Records:
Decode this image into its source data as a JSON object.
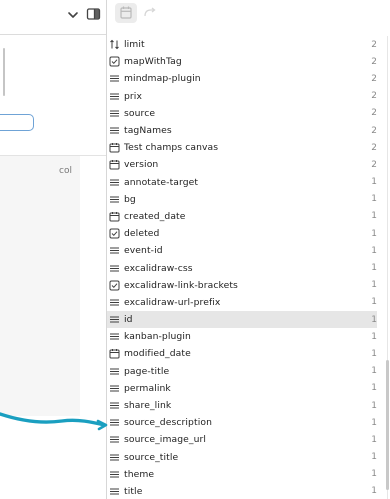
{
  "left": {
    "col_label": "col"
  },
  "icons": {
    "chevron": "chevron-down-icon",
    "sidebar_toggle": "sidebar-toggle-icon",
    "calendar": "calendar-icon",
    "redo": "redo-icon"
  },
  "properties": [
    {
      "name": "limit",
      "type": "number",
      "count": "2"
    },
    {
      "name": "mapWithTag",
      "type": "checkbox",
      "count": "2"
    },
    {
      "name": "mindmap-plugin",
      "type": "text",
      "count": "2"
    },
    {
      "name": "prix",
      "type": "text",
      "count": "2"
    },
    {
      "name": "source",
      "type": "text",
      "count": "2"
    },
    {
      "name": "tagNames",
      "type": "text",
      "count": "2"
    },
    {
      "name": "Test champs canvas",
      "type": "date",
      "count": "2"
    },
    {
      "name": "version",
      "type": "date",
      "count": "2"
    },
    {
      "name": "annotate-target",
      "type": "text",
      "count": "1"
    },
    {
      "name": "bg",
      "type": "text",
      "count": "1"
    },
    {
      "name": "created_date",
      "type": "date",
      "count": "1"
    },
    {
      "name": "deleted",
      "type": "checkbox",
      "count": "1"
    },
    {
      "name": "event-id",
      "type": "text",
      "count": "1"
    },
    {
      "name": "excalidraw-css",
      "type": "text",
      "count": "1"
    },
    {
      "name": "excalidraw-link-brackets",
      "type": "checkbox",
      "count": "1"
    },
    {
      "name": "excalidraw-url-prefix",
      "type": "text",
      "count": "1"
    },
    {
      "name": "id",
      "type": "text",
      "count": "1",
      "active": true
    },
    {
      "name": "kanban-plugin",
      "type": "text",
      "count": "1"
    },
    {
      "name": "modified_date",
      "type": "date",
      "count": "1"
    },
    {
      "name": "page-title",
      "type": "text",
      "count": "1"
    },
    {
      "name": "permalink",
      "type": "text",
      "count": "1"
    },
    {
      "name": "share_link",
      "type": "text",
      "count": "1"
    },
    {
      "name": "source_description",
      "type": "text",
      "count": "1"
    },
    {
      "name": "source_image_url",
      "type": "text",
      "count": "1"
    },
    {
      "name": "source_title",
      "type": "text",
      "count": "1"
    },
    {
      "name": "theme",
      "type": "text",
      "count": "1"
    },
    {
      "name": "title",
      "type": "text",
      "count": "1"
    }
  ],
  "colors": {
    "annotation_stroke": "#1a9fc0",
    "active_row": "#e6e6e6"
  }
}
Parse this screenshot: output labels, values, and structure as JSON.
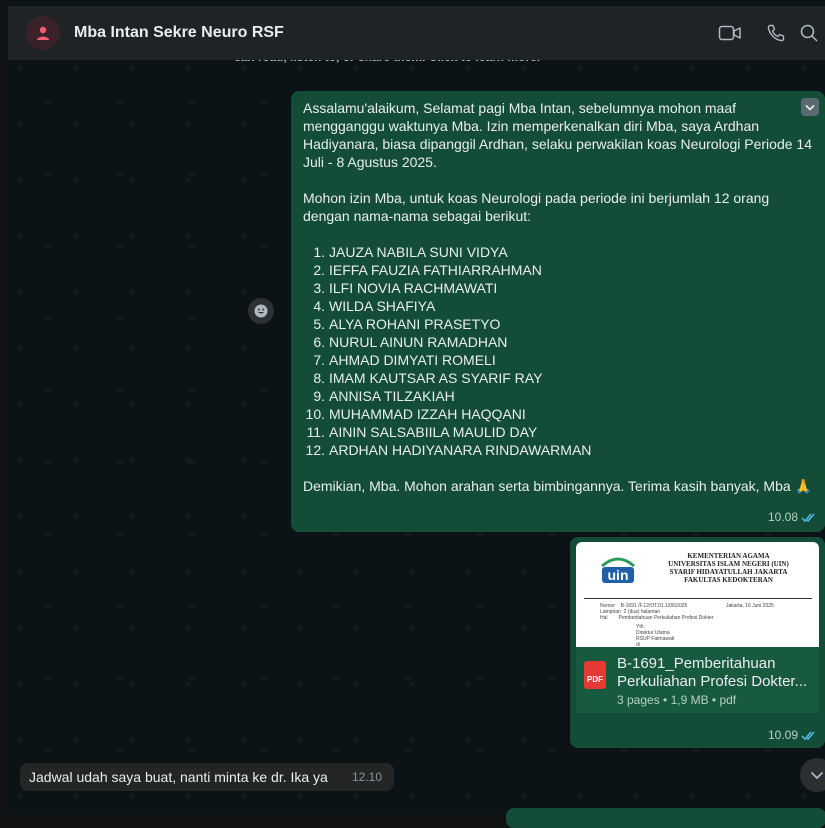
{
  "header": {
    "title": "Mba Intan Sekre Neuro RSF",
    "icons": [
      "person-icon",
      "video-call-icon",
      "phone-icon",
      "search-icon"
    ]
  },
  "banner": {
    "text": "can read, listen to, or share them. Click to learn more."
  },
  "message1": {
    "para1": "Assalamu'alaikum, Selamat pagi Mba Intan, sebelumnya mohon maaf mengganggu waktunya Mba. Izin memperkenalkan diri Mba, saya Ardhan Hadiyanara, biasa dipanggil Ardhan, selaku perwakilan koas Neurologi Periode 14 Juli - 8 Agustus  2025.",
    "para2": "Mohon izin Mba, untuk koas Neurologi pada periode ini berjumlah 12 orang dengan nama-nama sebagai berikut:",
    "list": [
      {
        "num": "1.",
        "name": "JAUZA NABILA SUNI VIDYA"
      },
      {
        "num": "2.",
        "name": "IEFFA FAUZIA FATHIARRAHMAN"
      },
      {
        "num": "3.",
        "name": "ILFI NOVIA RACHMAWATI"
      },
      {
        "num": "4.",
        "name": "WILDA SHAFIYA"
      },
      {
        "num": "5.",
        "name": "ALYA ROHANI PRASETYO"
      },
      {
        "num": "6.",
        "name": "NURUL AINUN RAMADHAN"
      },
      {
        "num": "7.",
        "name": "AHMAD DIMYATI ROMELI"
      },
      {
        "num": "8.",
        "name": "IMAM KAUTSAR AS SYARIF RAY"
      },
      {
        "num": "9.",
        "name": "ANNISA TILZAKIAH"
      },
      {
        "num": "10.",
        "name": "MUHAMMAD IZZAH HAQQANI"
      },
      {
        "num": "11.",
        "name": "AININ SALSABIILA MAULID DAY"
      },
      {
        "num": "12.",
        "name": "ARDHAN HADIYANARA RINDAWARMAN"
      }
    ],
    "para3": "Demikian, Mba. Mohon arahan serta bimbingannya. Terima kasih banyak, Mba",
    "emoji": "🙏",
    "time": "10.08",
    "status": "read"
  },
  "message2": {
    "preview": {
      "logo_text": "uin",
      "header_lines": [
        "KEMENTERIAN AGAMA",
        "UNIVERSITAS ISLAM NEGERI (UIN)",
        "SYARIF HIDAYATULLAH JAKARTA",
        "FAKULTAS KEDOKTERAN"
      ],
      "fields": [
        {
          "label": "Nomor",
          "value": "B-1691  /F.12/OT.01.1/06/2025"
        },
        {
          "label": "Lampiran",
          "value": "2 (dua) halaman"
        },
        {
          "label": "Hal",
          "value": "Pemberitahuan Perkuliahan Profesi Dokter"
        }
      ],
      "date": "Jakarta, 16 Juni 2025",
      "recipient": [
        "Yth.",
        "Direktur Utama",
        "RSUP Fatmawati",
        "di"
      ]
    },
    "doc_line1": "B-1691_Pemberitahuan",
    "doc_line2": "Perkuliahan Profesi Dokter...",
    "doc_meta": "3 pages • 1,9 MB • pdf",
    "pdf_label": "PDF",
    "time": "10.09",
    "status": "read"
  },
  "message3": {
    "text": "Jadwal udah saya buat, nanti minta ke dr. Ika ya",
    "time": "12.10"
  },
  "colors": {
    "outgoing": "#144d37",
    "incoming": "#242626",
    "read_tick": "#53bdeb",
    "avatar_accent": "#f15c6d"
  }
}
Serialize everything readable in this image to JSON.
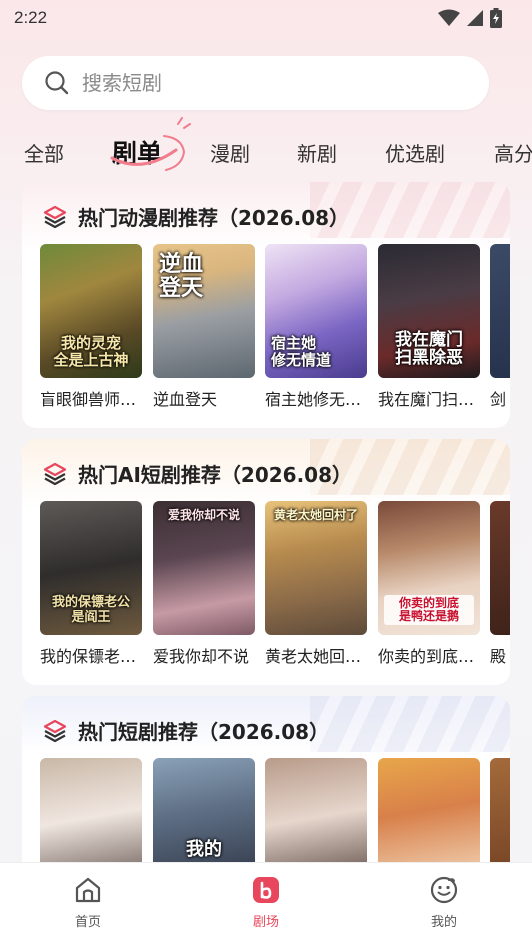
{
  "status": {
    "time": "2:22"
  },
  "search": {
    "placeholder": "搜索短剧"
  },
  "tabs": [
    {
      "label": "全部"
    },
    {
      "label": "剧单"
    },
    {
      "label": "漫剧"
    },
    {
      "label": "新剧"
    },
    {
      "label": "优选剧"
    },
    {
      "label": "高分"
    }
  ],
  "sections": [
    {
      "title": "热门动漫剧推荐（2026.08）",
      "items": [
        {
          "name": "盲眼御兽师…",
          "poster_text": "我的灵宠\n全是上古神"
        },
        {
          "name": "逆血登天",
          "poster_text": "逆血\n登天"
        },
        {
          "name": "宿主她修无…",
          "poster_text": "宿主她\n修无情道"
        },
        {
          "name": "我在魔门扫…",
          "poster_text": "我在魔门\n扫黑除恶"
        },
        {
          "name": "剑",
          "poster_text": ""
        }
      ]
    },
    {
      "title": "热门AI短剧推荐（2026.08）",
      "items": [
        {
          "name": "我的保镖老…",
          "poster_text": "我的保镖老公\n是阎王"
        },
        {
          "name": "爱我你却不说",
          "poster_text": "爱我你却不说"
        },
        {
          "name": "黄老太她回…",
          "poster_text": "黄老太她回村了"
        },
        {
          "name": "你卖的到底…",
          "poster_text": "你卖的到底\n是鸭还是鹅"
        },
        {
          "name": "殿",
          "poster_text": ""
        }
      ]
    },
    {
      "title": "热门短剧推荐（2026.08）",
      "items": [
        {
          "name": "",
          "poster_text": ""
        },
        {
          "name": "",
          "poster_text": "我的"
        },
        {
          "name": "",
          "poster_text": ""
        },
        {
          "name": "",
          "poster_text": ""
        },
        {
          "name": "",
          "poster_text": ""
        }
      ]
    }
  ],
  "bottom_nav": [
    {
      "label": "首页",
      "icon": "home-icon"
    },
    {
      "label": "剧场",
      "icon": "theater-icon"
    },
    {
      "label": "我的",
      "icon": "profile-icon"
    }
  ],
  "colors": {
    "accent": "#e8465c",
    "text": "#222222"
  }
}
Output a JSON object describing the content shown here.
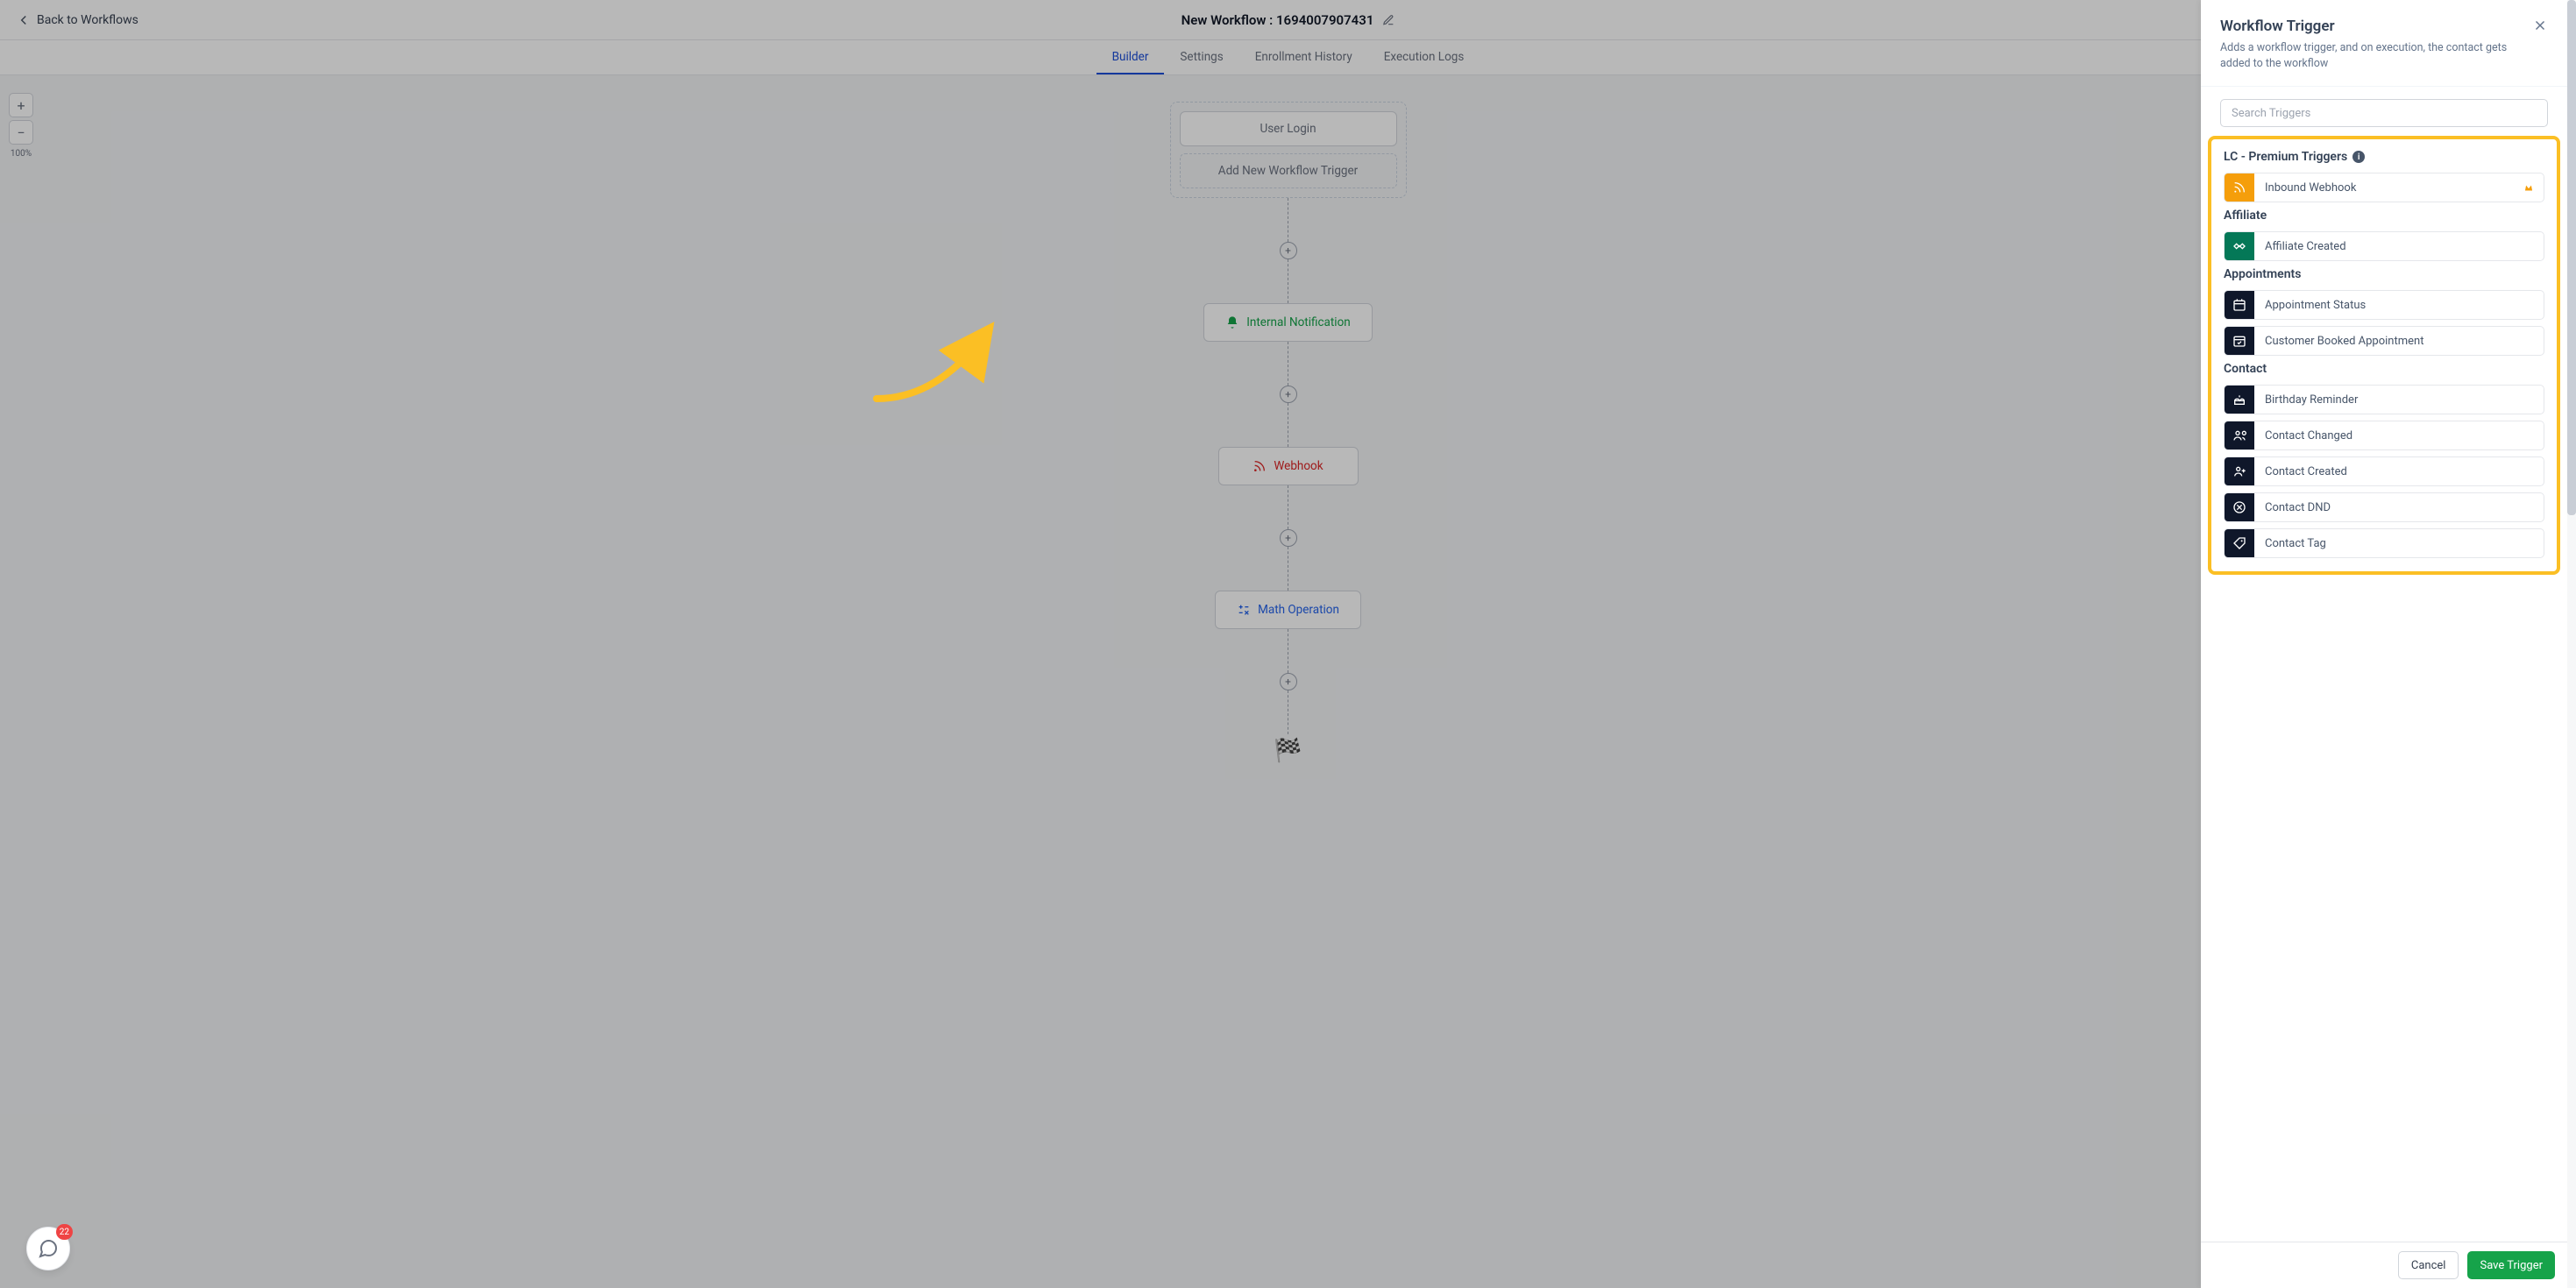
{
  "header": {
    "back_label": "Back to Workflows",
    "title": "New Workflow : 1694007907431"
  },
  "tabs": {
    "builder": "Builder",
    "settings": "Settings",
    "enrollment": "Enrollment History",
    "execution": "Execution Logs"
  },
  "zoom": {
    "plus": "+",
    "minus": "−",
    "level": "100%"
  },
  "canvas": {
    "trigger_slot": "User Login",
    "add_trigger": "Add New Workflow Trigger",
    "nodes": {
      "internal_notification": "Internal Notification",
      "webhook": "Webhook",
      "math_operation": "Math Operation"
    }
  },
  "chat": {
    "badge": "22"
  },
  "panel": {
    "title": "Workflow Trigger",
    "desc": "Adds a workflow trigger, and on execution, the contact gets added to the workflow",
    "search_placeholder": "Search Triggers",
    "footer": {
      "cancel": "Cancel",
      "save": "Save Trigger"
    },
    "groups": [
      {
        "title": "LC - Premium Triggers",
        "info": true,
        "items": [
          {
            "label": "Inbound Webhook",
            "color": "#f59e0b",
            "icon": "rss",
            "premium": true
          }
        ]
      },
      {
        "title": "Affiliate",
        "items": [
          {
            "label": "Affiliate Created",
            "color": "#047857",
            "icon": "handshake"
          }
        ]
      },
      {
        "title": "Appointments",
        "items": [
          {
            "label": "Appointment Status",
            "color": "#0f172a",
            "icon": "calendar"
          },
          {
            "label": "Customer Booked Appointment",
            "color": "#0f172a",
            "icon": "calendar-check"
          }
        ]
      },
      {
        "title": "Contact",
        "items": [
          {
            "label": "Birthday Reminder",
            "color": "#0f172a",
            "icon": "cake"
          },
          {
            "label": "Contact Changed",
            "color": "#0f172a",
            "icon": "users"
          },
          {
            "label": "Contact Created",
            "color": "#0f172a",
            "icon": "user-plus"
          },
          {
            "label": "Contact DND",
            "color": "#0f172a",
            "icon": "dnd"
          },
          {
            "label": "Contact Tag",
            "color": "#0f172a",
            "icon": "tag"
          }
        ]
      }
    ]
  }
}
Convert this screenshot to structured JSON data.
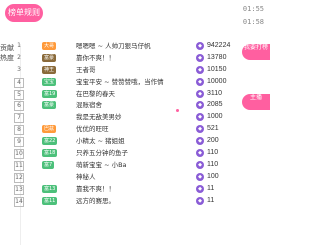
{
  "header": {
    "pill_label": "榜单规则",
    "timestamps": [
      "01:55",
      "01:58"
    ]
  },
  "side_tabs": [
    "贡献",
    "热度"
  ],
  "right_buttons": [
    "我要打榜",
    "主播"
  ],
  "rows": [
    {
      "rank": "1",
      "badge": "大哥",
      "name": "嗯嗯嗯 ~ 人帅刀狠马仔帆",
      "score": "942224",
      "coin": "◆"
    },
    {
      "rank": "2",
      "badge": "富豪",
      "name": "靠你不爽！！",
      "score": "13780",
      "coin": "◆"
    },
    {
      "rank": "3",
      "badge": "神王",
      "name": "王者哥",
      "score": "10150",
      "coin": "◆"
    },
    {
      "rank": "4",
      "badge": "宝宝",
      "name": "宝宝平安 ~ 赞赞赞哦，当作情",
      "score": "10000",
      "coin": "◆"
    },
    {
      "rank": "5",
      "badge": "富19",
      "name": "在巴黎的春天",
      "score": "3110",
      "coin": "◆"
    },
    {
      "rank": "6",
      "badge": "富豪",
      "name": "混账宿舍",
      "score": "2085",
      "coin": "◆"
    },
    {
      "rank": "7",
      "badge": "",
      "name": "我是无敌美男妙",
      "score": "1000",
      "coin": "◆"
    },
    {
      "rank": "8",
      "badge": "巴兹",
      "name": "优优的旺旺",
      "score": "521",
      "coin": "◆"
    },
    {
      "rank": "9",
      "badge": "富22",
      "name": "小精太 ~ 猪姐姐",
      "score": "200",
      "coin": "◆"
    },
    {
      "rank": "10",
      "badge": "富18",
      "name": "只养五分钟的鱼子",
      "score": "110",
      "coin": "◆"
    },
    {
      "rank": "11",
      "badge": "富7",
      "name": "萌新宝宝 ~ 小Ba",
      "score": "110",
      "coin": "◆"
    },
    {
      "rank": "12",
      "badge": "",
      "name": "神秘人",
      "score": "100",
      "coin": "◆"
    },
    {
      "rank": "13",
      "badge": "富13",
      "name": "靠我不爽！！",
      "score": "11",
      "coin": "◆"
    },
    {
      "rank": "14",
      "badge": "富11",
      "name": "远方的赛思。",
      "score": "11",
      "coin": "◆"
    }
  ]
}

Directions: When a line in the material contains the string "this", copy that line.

Written response:
Decode this image into its source data as a JSON object.
Parse this screenshot: output labels, values, and structure as JSON.
Serialize everything readable in this image to JSON.
Convert this screenshot to structured JSON data.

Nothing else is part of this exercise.